Segment Start: Input
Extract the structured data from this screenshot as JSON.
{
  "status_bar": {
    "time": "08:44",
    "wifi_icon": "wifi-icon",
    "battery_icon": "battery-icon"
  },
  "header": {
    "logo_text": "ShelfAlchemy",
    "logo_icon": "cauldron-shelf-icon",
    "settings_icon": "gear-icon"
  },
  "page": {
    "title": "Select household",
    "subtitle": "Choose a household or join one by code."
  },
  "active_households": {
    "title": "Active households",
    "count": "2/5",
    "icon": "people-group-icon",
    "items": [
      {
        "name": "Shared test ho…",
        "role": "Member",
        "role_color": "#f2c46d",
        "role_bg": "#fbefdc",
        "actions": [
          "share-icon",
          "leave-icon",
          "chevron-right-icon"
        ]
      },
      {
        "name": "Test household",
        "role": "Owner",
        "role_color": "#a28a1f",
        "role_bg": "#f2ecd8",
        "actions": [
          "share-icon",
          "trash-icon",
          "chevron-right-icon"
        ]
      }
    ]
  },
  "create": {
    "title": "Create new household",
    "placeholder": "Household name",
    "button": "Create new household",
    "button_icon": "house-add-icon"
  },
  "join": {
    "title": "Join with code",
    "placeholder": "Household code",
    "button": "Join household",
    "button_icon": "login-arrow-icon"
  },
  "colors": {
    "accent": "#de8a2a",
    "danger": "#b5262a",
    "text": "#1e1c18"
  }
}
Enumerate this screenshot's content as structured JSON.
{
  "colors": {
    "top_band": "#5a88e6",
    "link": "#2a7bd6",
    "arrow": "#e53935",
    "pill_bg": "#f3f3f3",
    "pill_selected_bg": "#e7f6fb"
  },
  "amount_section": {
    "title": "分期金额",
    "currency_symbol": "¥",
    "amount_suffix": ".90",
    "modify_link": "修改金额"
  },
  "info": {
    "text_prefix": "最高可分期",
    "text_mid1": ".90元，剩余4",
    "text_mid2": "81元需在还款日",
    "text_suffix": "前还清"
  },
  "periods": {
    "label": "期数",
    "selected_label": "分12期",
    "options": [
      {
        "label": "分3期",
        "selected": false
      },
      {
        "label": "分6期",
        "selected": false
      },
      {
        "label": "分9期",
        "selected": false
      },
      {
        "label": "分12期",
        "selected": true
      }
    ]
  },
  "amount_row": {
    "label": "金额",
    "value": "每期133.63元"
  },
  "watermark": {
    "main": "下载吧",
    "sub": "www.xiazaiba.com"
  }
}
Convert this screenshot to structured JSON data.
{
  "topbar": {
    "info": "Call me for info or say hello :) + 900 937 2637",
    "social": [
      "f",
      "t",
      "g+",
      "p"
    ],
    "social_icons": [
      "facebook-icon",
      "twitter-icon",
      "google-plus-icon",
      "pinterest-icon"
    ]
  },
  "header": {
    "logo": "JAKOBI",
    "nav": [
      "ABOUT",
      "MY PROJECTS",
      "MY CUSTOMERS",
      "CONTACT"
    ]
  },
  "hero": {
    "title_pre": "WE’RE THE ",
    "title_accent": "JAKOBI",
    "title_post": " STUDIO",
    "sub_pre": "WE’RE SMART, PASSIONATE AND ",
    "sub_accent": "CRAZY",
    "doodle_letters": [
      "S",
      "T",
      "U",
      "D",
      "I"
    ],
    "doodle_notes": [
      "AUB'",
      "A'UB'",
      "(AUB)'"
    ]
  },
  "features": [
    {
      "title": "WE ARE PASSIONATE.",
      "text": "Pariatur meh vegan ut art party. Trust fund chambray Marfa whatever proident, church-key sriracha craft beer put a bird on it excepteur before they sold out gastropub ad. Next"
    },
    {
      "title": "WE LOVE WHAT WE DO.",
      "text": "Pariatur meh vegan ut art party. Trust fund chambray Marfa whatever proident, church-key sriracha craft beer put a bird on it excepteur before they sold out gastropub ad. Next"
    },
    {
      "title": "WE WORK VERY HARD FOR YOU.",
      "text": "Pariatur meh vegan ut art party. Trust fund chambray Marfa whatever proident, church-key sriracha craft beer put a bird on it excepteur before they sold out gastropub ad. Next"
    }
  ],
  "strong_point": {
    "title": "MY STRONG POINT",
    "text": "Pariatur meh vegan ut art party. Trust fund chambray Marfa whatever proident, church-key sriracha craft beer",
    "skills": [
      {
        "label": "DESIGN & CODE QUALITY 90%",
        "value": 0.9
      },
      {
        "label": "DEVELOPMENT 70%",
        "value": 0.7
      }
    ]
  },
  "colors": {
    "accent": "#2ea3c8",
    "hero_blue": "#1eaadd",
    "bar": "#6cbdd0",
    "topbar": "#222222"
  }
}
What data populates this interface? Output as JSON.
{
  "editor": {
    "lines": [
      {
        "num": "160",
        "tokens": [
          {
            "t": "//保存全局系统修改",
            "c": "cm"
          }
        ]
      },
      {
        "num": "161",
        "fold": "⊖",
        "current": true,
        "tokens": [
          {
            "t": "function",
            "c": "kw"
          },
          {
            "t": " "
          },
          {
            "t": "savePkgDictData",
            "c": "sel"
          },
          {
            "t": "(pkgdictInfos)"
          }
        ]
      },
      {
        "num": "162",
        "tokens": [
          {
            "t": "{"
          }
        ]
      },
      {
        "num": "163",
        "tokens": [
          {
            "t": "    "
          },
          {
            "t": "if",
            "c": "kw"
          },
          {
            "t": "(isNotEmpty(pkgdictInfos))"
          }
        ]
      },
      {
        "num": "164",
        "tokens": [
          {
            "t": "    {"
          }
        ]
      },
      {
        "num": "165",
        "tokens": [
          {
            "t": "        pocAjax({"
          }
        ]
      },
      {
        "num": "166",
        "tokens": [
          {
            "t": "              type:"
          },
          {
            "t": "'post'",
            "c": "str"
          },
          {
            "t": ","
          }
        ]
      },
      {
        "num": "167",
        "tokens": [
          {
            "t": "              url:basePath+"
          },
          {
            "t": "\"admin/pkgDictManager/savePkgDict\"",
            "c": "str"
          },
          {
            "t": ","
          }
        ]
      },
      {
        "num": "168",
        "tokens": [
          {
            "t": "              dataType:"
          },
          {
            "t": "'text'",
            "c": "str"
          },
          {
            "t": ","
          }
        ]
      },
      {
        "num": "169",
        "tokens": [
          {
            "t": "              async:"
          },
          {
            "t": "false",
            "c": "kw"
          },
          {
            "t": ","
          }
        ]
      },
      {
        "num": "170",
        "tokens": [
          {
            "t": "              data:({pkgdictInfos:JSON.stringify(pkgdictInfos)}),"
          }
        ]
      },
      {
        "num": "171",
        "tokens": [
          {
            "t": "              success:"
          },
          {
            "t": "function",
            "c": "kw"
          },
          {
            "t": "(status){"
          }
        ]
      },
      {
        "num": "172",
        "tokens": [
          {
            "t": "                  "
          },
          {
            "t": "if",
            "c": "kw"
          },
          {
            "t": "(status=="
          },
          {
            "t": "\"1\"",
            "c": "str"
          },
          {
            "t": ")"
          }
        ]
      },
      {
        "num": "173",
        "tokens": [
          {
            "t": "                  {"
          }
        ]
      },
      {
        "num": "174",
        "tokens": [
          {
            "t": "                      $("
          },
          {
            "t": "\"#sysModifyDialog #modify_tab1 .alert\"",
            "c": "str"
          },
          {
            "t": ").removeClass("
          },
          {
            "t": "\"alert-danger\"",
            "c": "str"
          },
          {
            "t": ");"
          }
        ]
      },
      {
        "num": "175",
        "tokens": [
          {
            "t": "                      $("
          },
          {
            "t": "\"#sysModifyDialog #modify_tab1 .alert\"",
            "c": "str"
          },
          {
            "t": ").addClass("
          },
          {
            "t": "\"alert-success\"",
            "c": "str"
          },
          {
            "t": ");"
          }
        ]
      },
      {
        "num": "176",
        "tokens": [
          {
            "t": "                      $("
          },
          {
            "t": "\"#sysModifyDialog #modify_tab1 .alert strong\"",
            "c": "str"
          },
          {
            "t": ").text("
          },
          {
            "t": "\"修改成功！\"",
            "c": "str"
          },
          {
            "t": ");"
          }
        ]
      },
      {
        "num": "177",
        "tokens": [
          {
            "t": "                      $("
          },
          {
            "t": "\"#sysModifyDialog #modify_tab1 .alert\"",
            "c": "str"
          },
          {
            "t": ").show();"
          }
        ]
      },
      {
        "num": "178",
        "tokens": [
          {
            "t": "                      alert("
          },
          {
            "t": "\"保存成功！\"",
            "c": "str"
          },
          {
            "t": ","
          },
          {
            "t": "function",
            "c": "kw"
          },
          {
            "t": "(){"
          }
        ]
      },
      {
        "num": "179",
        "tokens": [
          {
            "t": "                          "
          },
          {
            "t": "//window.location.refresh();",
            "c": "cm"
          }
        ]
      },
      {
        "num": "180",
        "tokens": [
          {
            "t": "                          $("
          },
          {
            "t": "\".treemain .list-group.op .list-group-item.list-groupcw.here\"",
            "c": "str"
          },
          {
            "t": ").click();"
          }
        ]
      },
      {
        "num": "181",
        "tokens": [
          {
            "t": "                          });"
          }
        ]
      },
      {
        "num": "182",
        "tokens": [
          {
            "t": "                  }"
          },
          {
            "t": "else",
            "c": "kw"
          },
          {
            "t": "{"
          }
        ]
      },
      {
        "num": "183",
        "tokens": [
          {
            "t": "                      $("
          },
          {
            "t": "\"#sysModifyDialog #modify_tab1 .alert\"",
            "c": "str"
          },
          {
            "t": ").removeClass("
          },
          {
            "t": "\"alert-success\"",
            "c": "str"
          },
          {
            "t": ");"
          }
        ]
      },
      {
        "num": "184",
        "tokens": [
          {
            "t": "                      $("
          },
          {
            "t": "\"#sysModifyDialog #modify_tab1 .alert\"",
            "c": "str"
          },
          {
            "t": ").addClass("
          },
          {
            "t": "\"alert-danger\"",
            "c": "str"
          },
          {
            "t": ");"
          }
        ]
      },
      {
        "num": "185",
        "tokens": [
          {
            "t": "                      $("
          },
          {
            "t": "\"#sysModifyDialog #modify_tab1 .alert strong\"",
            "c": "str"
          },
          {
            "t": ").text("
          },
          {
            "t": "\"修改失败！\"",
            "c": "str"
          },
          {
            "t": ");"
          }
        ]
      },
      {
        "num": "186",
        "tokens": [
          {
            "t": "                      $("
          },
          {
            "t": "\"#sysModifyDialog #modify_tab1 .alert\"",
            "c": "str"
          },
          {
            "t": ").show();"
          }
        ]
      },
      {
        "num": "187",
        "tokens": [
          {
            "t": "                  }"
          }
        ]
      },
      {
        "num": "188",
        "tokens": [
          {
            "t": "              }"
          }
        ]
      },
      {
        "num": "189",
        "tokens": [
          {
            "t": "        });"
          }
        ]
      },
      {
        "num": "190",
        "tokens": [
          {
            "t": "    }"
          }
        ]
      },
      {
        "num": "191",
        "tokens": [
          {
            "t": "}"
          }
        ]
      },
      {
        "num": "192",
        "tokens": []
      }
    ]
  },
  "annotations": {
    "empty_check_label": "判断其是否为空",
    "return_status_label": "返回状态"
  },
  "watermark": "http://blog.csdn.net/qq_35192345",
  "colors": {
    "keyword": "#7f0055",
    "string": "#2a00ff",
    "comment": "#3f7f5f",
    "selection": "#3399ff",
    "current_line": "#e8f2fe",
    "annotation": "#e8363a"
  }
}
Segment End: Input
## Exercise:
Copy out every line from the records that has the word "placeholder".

## Solution for this problem:
    "placeholder": "Household name",
    "placeholder": "Household code",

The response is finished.